# REQUIREMENT:
State the number of lines in these records holding "NULL". Say nothing more.

*** PROVIDED DATA Section Begins ***

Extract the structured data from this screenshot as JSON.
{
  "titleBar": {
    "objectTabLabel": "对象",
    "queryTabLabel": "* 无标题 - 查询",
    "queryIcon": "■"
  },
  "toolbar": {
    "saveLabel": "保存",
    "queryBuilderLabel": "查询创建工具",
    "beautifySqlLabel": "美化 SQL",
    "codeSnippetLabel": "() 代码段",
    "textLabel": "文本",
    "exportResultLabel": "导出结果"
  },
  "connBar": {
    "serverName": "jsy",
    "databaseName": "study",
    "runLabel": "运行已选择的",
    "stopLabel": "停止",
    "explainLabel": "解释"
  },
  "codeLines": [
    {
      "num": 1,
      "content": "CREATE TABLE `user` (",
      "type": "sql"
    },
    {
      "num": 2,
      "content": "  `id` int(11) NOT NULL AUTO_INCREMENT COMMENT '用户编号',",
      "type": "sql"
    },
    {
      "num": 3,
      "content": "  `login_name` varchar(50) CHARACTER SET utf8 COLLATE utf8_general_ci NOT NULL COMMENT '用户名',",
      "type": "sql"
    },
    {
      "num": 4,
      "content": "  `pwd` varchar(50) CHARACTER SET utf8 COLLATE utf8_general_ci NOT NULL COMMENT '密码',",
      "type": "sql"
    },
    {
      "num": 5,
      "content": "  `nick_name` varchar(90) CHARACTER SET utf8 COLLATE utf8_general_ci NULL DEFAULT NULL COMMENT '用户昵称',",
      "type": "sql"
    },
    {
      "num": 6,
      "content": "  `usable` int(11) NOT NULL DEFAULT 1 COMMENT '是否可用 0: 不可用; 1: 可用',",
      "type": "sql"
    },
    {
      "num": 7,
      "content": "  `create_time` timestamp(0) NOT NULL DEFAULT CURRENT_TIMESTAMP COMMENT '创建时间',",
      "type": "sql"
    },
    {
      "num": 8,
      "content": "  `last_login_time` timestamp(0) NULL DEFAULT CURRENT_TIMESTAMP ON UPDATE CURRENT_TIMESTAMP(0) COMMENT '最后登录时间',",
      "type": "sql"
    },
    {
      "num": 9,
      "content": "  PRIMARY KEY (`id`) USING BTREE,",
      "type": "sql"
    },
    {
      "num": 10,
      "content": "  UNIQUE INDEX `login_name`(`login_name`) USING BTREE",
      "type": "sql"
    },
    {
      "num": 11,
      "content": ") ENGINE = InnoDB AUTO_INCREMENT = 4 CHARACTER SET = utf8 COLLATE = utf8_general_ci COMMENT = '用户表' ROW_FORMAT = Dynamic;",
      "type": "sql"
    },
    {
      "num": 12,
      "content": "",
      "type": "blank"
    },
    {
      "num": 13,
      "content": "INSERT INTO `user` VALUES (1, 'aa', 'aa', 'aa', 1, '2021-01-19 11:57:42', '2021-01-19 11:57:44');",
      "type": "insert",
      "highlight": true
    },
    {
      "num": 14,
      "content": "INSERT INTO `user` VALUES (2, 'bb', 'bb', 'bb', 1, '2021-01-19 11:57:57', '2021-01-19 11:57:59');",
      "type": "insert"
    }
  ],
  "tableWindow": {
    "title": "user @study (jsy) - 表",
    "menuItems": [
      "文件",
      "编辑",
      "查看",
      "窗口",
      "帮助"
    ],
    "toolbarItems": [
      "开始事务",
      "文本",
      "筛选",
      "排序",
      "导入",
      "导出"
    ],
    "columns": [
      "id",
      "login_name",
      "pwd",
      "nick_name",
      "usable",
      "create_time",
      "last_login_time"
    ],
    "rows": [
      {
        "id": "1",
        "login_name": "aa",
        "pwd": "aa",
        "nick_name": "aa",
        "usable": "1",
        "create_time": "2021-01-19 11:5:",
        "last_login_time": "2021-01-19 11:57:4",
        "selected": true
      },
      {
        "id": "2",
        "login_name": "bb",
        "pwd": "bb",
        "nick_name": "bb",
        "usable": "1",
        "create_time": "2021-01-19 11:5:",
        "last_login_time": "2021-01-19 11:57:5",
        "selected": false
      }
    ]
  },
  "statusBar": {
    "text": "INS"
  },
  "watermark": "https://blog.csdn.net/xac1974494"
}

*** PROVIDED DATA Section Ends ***
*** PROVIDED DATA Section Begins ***

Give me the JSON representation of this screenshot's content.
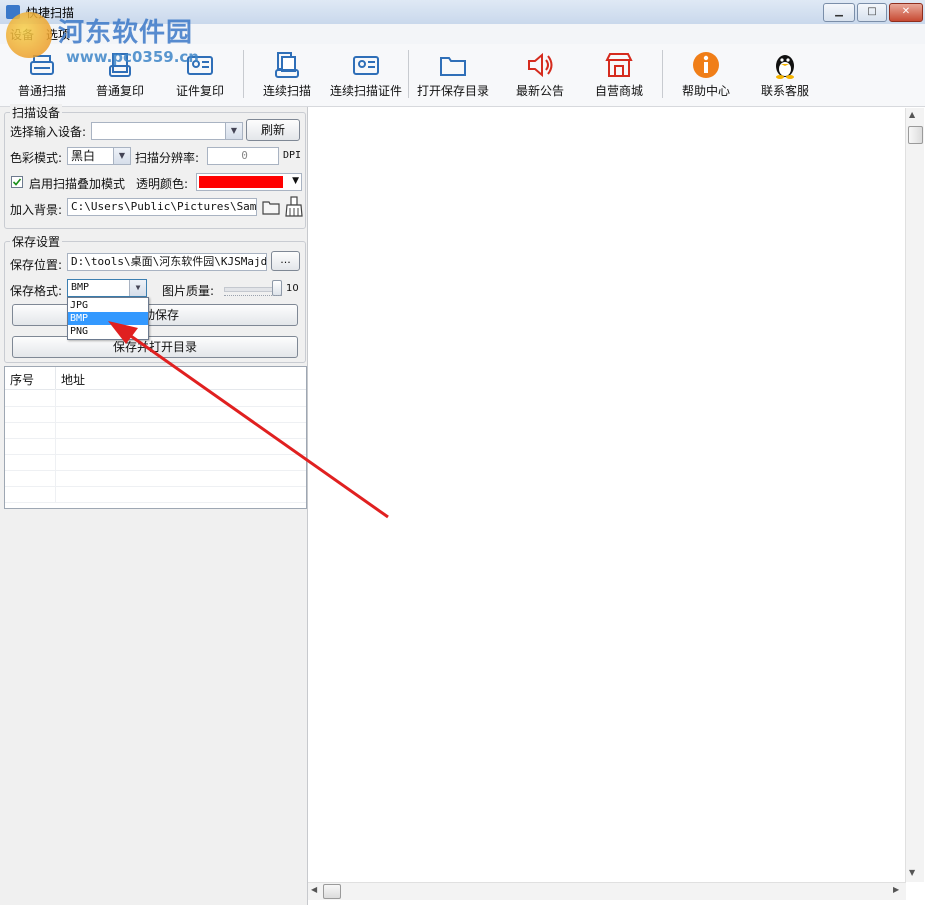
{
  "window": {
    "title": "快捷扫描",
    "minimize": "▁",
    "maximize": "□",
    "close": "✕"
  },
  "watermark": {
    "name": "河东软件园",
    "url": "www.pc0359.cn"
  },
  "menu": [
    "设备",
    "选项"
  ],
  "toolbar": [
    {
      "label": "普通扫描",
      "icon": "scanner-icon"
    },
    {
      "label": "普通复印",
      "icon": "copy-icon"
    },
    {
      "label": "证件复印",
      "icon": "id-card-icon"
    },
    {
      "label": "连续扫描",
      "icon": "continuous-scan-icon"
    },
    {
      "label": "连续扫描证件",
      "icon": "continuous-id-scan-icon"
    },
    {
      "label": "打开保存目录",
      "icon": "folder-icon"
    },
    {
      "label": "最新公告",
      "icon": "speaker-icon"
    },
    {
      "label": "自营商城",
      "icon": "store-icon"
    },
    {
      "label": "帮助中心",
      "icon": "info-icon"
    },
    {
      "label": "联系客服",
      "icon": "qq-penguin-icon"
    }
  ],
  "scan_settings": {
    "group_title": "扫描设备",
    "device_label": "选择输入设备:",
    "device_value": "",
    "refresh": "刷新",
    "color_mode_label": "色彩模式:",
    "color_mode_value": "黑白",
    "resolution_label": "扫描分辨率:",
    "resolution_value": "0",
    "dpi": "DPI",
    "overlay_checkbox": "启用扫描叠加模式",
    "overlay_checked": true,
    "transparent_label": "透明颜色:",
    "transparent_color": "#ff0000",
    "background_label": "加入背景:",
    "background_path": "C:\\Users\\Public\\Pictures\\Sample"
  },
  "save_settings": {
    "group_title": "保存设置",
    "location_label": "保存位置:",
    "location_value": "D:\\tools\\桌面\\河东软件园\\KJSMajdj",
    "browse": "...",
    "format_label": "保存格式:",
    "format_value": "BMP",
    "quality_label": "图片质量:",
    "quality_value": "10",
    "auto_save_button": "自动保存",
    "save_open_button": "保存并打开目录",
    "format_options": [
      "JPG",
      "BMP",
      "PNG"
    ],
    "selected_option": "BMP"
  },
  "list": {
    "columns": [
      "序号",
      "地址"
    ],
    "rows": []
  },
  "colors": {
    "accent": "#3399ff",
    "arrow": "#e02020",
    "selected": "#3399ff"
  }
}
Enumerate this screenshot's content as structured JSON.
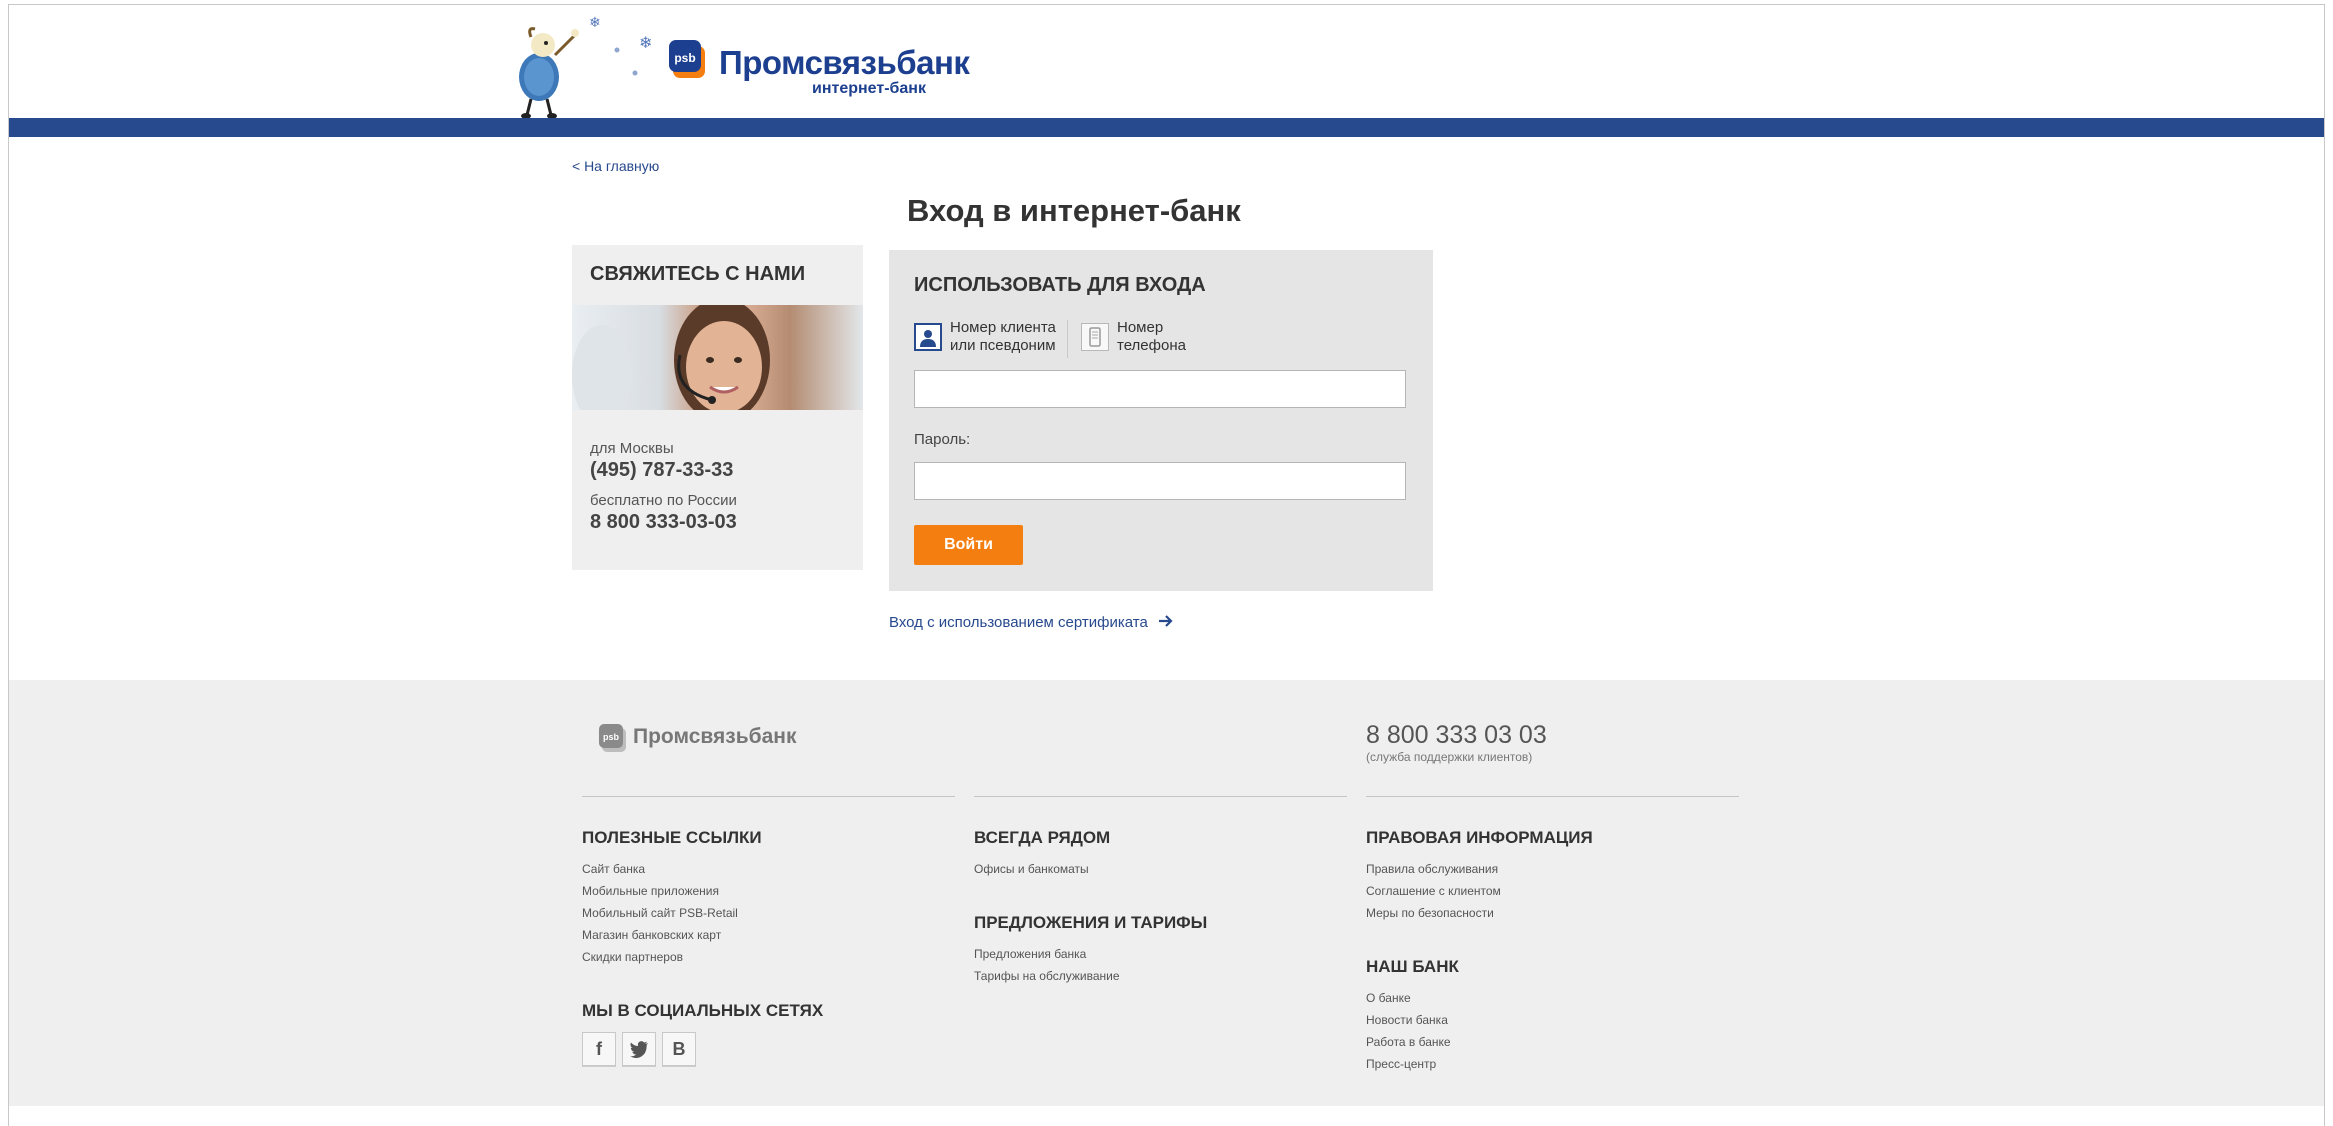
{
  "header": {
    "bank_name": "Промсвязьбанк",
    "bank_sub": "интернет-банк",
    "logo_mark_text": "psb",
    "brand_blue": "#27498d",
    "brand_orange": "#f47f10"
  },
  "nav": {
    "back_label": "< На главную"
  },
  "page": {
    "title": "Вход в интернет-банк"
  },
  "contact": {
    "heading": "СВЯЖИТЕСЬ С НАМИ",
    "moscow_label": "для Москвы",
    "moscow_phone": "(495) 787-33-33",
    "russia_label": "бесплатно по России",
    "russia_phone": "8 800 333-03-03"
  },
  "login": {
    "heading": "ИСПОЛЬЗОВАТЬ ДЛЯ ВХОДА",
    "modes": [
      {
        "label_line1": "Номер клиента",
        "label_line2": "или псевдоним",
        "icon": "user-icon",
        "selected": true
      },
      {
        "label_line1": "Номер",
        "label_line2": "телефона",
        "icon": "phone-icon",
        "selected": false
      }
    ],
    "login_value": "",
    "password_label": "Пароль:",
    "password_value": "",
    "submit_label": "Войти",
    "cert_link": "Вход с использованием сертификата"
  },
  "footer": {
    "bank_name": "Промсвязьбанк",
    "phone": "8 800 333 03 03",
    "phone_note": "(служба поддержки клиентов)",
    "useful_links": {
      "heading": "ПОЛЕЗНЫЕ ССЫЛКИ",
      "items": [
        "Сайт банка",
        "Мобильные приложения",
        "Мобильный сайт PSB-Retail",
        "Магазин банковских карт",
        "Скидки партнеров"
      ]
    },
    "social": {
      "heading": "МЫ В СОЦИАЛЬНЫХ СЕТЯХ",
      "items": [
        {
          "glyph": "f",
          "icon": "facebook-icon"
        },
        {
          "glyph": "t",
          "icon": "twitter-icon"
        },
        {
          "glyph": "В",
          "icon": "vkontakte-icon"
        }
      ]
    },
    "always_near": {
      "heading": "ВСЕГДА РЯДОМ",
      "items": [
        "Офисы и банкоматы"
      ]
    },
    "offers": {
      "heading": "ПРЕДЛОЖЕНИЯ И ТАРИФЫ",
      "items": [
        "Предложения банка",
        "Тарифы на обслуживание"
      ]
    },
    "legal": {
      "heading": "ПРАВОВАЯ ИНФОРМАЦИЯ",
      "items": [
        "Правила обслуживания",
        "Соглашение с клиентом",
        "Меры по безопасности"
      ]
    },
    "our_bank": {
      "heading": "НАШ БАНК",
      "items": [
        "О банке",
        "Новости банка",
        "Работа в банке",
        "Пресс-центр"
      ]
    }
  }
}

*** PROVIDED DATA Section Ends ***

# ANSWER TO THIS PROBLEM:
7